Valve believes consumer-ready virtual technology invested by the company is another two years away, according attendees at the developer-only Steam Dev Days conference, and is working with Oculus "to drive PC VR forward."
The company also revealed that it currently has no plans to produce its own VR hardware, instead marking Oculus as "the obvious candidate" to ship Valve-invested VR tech. Valve collaborated with Oculus on the tracking for the Crystal Cove prototype headset and will continue to work with the company. Claiming that "the PC will be the hotbed for VR," Valve believes that Linux, Windows PC and Mac will be the "VR epicenter."
According to Tweets from conference attendee Dave Oshry, the company estimates that by 2015 Valve-invested, consumer-ready VR will feature 20 ms motion-to-last latency, 3 ms pixel persistence, 95 Hz refresh rate, 1K x 1K resolution per eye and more.
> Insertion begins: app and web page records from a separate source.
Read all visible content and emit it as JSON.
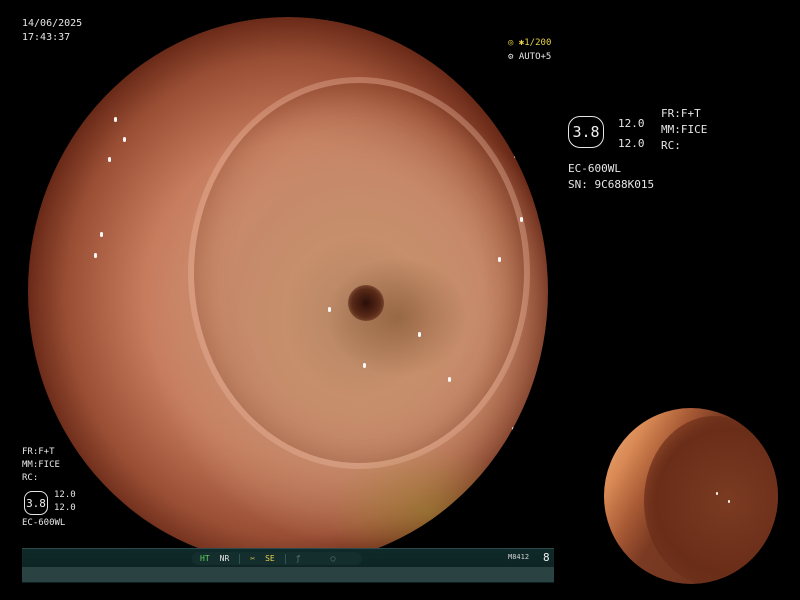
{
  "overlay": {
    "date": "14/06/2025",
    "time": "17:43:37",
    "shutter": "1/200",
    "exposure": "AUTO+5"
  },
  "settings_right": {
    "zoom_value": "3.8",
    "value_top": "12.0",
    "value_bottom": "12.0",
    "fr": "FR:F+T",
    "mm": "MM:FICE",
    "rc": "RC:",
    "model": "EC-600WL",
    "serial": "SN: 9C688K015"
  },
  "settings_left": {
    "fr": "FR:F+T",
    "mm": "MM:FICE",
    "rc": "RC:",
    "zoom_value": "3.8",
    "value_top": "12.0",
    "value_bottom": "12.0",
    "model": "EC-600WL"
  },
  "status_bar": {
    "ht": "HT",
    "nr": "NR",
    "se": "SE",
    "code": "M8412",
    "number": "8"
  },
  "colors": {
    "accent_yellow": "#e5d24a",
    "status_green": "#5fd35f",
    "background": "#000000"
  }
}
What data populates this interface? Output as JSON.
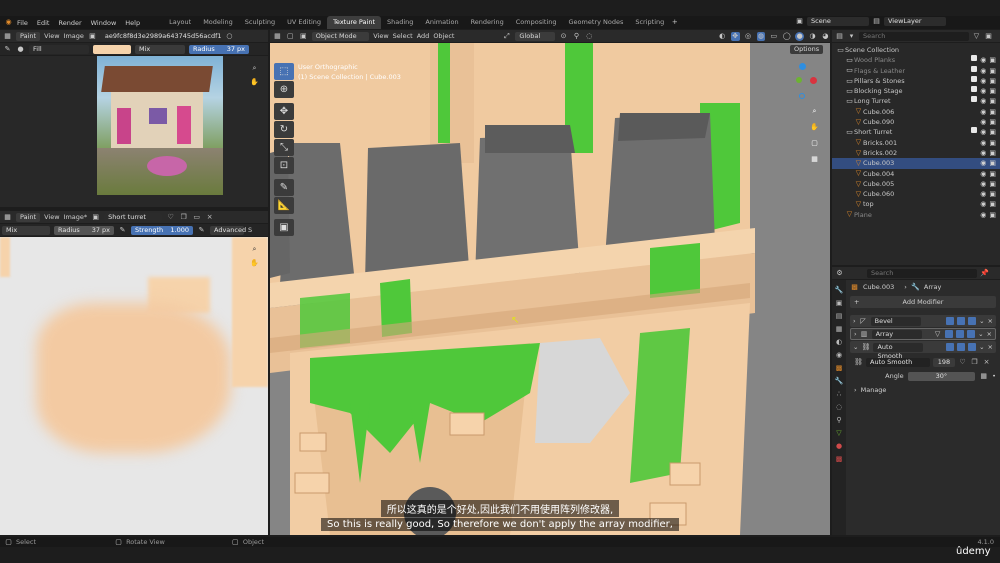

Valve's Steam Client Beta received an experimental VR mode earlier this week, allowing Oculus virtual reality headset users to interact with Steam's Big Picture Mode. It was reported last week that Valve will launch a VR software development kit during its conference that will offer developers a standardized way of creating an interface for VR controllers.